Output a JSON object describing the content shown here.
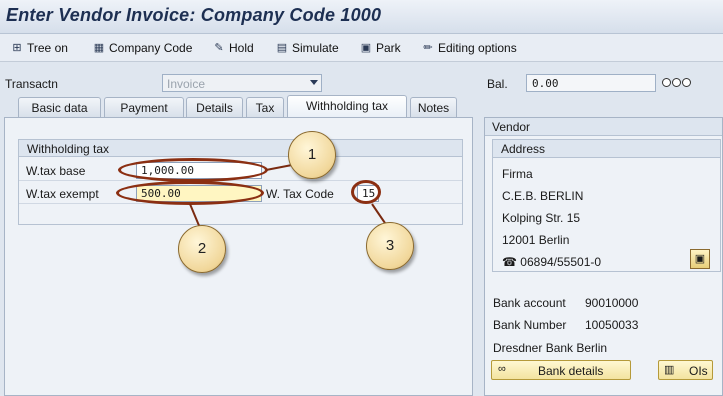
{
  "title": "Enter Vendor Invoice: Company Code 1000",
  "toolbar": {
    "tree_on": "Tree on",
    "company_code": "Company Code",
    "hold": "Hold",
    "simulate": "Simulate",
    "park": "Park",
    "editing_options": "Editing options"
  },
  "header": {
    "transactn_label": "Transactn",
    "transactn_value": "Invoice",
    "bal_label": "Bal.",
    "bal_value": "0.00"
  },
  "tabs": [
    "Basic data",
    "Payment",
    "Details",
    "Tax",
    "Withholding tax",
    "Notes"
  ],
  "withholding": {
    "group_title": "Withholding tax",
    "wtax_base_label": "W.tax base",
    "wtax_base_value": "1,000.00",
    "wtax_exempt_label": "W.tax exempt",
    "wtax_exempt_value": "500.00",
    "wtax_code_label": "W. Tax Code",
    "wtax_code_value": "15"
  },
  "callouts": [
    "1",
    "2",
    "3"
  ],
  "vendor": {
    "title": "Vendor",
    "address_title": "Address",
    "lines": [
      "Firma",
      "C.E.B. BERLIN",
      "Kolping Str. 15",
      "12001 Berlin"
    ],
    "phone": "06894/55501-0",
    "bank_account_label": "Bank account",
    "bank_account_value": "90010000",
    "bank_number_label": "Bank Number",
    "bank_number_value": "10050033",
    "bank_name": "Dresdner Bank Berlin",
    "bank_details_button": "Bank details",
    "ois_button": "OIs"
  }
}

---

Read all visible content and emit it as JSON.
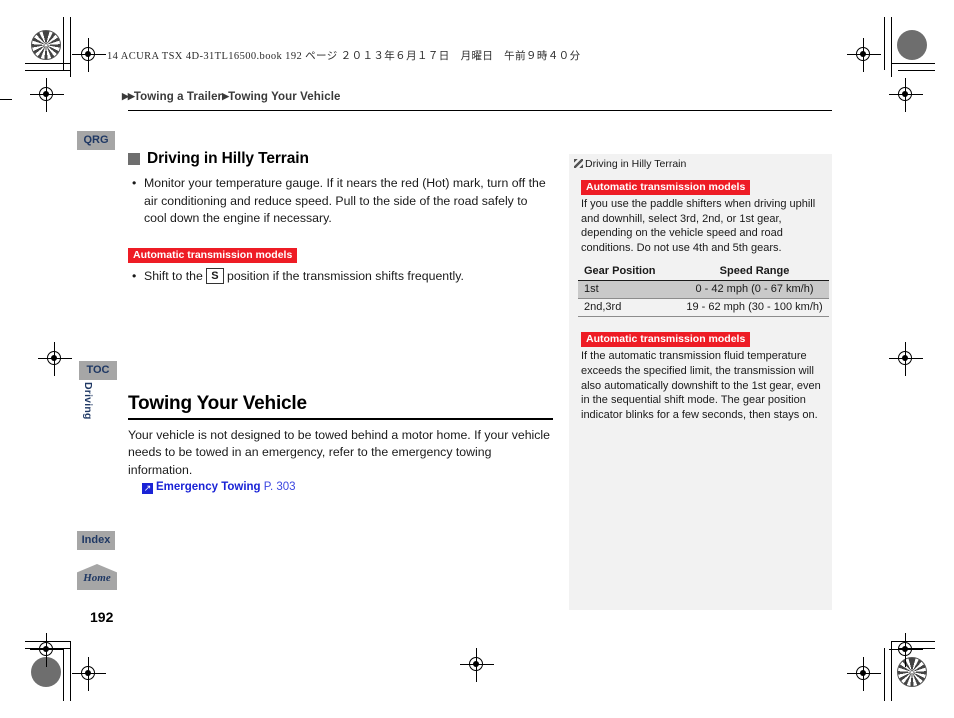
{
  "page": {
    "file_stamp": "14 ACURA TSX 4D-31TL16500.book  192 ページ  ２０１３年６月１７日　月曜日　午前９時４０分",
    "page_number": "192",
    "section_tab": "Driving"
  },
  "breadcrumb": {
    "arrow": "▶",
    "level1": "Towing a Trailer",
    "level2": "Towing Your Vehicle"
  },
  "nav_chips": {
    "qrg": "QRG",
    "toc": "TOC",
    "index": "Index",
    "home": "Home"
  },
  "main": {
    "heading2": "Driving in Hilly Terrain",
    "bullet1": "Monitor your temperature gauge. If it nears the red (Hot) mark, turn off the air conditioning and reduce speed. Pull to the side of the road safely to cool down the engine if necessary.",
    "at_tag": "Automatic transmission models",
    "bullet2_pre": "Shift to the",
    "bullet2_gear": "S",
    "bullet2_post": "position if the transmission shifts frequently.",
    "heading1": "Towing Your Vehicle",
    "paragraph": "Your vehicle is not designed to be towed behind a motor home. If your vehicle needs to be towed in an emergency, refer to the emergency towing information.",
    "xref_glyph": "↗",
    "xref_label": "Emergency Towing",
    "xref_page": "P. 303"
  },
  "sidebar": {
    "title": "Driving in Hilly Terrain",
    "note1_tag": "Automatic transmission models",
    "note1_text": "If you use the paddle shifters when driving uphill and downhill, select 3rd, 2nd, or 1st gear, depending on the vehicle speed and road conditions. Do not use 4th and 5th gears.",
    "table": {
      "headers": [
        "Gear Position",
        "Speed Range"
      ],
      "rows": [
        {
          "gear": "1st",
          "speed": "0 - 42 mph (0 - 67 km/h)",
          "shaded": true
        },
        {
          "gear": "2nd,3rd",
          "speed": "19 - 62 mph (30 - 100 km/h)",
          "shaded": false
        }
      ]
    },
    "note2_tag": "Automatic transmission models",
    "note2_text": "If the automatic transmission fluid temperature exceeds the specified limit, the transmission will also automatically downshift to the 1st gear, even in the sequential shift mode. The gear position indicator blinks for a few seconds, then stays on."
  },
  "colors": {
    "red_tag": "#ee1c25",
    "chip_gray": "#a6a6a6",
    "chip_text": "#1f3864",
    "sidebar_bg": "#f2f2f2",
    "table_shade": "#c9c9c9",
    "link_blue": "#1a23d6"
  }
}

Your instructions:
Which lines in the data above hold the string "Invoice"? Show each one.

Result of the exercise:
  "title": "Enter Vendor Invoice: Company Code 1000",
    "transactn_value": "Invoice",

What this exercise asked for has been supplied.